(DATA FOR THIS EXERCISE Opens)

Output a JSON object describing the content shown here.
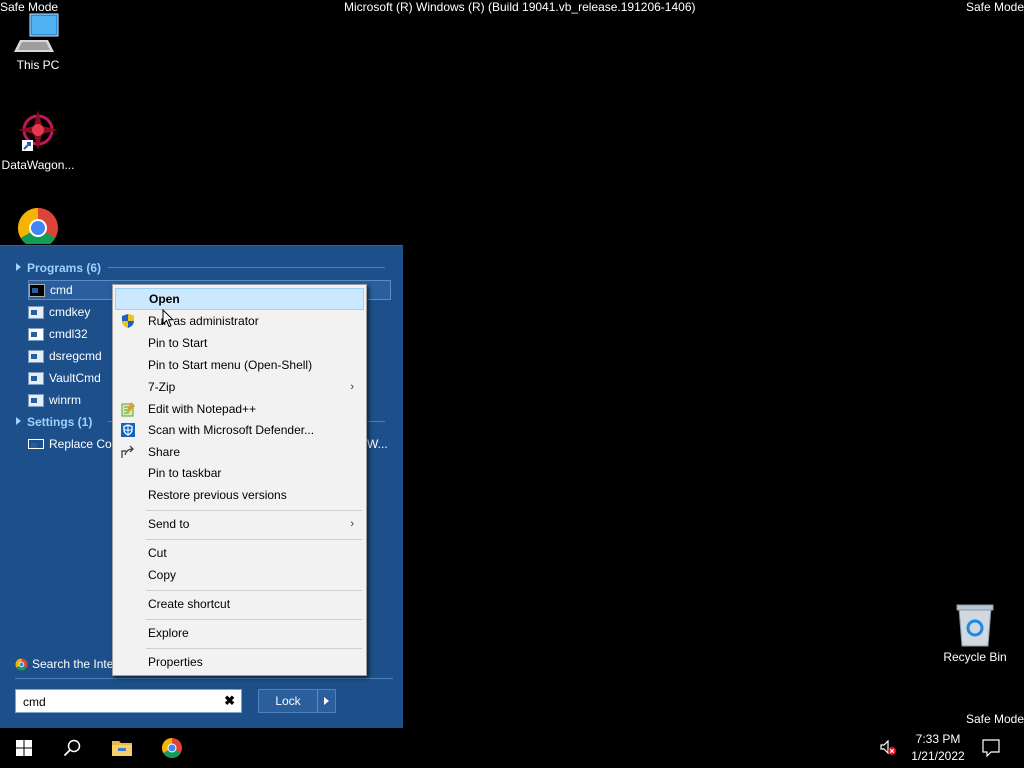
{
  "watermark": {
    "top_left": "Safe Mode",
    "top_center": "Microsoft (R) Windows (R) (Build 19041.vb_release.191206-1406)",
    "top_right": "Safe Mode",
    "bottom_right": "Safe Mode"
  },
  "desktop": {
    "icons": [
      {
        "label": "This PC",
        "icon": "monitor-icon"
      },
      {
        "label": "DataWagon...",
        "icon": "datawagon-shortcut-icon"
      },
      {
        "label": "",
        "icon": "chrome-icon"
      },
      {
        "label": "Recycle Bin",
        "icon": "recycle-bin-icon"
      }
    ]
  },
  "start_menu": {
    "programs_header": "Programs (6)",
    "programs": [
      "cmd",
      "cmdkey",
      "cmdl32",
      "dsregcmd",
      "VaultCmd",
      "winrm"
    ],
    "settings_header": "Settings (1)",
    "settings": [
      "Replace Cor",
      "W..."
    ],
    "search_internet": "Search the Inte",
    "search_value": "cmd",
    "search_clear": "✖",
    "lock_label": "Lock"
  },
  "context_menu": {
    "items": [
      {
        "label": "Open",
        "bold": true,
        "highlighted": true
      },
      {
        "label": "Run as administrator",
        "icon": "shield-icon"
      },
      {
        "label": "Pin to Start"
      },
      {
        "label": "Pin to Start menu (Open-Shell)"
      },
      {
        "label": "7-Zip",
        "submenu": true
      },
      {
        "label": "Edit with Notepad++",
        "icon": "notepad-plus-icon"
      },
      {
        "label": "Scan with Microsoft Defender...",
        "icon": "defender-icon"
      },
      {
        "label": "Share",
        "icon": "share-icon"
      },
      {
        "label": "Pin to taskbar"
      },
      {
        "label": "Restore previous versions"
      },
      {
        "label": "Send to",
        "submenu": true
      },
      {
        "label": "Cut"
      },
      {
        "label": "Copy"
      },
      {
        "label": "Create shortcut"
      },
      {
        "label": "Explore"
      },
      {
        "label": "Properties"
      }
    ],
    "submenu_arrow": "›"
  },
  "taskbar": {
    "time": "7:33 PM",
    "date": "1/21/2022"
  },
  "colors": {
    "start_menu_bg": "#1d4f8a",
    "highlight": "#cce8ff",
    "header_text": "#9fd0ff"
  }
}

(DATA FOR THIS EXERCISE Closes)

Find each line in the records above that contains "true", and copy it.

EXERCISE RESULT ->
        "bold": true,
        "highlighted": true
        "submenu": true
        "submenu": true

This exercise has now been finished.